At the end of the day, the best poetry is all about the human experience. Whether poems are about love or other subjects, you’ll appreciate poems that relate to various aspects of life. You may find that the poems of R.M. Broderick will provide you with inspiration when you need it the most. Broderick’s Instagram comments are filled with testimonials from readers he has helped get through tough times.

If you’re interested in R.M Broderick, you’ll want to take the time to learn more about his poetry. You may want to follow him on Instagram or read his book, Tales of a Time Traveler. See if his poetry resonates with you.

Celebrating Black Poetry During Black History Month

Although we’ve already talked about Maya Angelou before, there are several other inspirational and great African-American poets that should be celebrated not only during Black History Month but at any time because there poetry is amazing regardless. But what I love about black poetry is that you can feel the essence and soul that these writers put into their work as they reflect upon the African-American experience. We can feel their pain, their sorrow, their joy and whatever emotion they are willing to share in their piece.

Gwendolyn Brooks became the first African American ever to win a Pulitzer Prize. She won the Pulitzer Prize for her second collection of poems entitled Annie Allen.  She was also the first black woman to be appointed Poet Laureate of the United States. Her most famous piece, is “We Real Cool” found below:

We real cool. We
Left school. We

Lurk late. We
Strike straight. We

Sing sin. We
Thin gin. We

Jazz June. We
Die soon.

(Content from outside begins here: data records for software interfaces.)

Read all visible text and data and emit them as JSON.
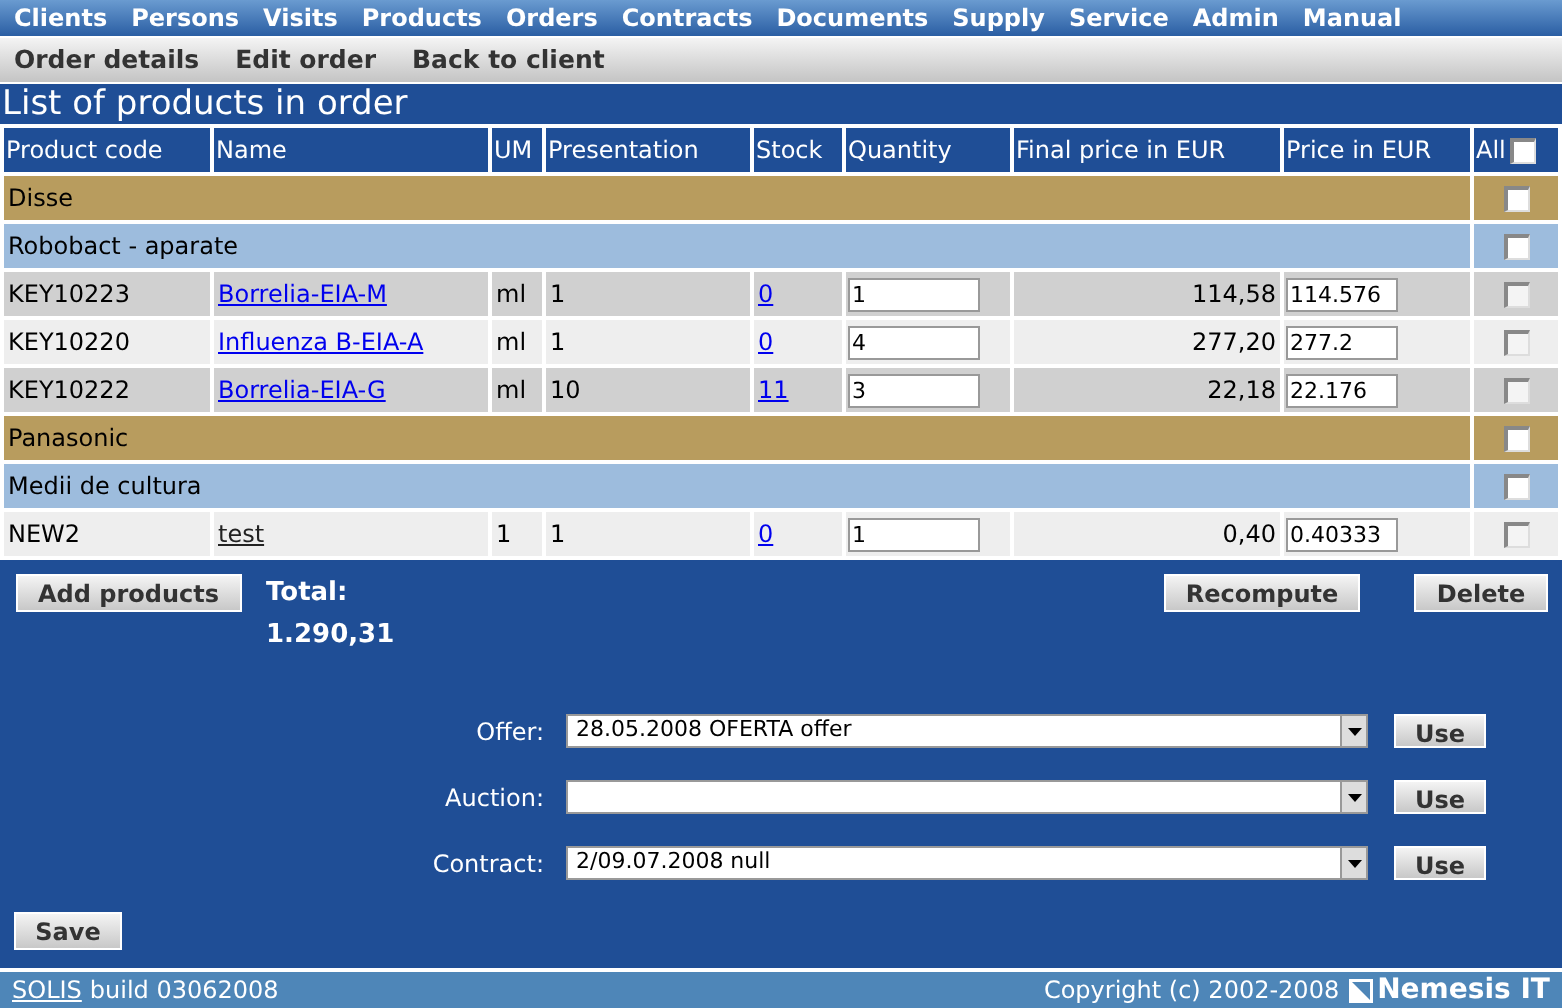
{
  "menu": [
    "Clients",
    "Persons",
    "Visits",
    "Products",
    "Orders",
    "Contracts",
    "Documents",
    "Supply",
    "Service",
    "Admin",
    "Manual"
  ],
  "submenu": [
    "Order details",
    "Edit order",
    "Back to client"
  ],
  "title": "List of products in  order",
  "table": {
    "columns": [
      "Product code",
      "Name",
      "UM",
      "Presentation",
      "Stock",
      "Quantity",
      "Final price in EUR",
      "Price in EUR",
      "All"
    ],
    "all_checked": false,
    "rows": [
      {
        "kind": "supplier",
        "label": "Disse",
        "checked": false
      },
      {
        "kind": "category",
        "label": "Robobact - aparate",
        "checked": false
      },
      {
        "kind": "product",
        "code": "KEY10223",
        "name": "Borrelia-EIA-M",
        "visited": false,
        "um": "ml",
        "presentation": "1",
        "stock": "0",
        "quantity": "1",
        "final_price": "114,58",
        "price": "114.576",
        "checked": false
      },
      {
        "kind": "product",
        "code": "KEY10220",
        "name": "Influenza B-EIA-A",
        "visited": false,
        "um": "ml",
        "presentation": "1",
        "stock": "0",
        "quantity": "4",
        "final_price": "277,20",
        "price": "277.2",
        "checked": false
      },
      {
        "kind": "product",
        "code": "KEY10222",
        "name": "Borrelia-EIA-G",
        "visited": false,
        "um": "ml",
        "presentation": "10",
        "stock": "11",
        "quantity": "3",
        "final_price": "22,18",
        "price": "22.176",
        "checked": false
      },
      {
        "kind": "supplier",
        "label": "Panasonic",
        "checked": false
      },
      {
        "kind": "category",
        "label": "Medii de cultura",
        "checked": false
      },
      {
        "kind": "product",
        "code": "NEW2",
        "name": "test",
        "visited": true,
        "um": "1",
        "presentation": "1",
        "stock": "0",
        "quantity": "1",
        "final_price": "0,40",
        "price": "0.40333",
        "checked": false
      }
    ]
  },
  "buttons": {
    "add": "Add products",
    "recompute": "Recompute",
    "delete": "Delete",
    "save": "Save"
  },
  "total": {
    "label": "Total:",
    "value": "1.290,31"
  },
  "selects": [
    {
      "label": "Offer:",
      "value": "28.05.2008 OFERTA offer",
      "button": "Use"
    },
    {
      "label": "Auction:",
      "button": "Use"
    },
    {
      "label": "Contract:",
      "value": "2/09.07.2008 null",
      "button": "Use"
    }
  ],
  "footer": {
    "link": "SOLIS",
    "build": "build 03062008",
    "copyright": "Copyright (c) 2002-2008",
    "brand": "Nemesis IT"
  }
}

The Harlem Renaissance is one of the most celebrated times in Black Culture. Jazz musicians like Luis Armstrong and Duke Ellington paved the way for African American musicians, while writers like Langston Hughes broke new ground for African American writers. His most famous poem entitled Harlem (see below) was an inspiration for other black writers. For example, African American playwright  Lorraine Hansberry titled her play A Raisin In The Sun about a black family in Chicago during the time of segregation.

What happens to a dream deferred?

Does it dry up
like a raisin in the sun?
Or fester like a sore—
And then run?

Does it stink like rotten meat?
Or crust and sugar over—
like a syrupy sweet?

Maybe it just sags
like a heavy load.

Or does it explode?

Audre Lorde describes her self as “black, lesbian, mother, warrior, poet.” During the Civil Rights movement, her poetry reflected the turbulent times. The Brown Menace (below) especially rings true as police brutality, white supremacy and other issues still persist til this day.

Call me

your deepest urge

toward survival

call me

and my brothers and sisters

in the sharp smell of your refusal

call me

roach and presumptuous

nightmare on your white pillow

your itch to destroy

the indestructible

part of yourself.

Call me your own determination

in the most detestable shape

you can become

friend of your image

within me

I am you

in your most deeply cherished nightmare

scuttling through the painted cracks

you create to admit me

into your kitchens

into your fearful midnights

into your values at noon

in your most secret places

with hate

you learn to honor me

by imitation

as I alter–

although your greedy preoccupations

through your kitchen wars

and your poisonous refusal–

to survive.

To survive.

Survive.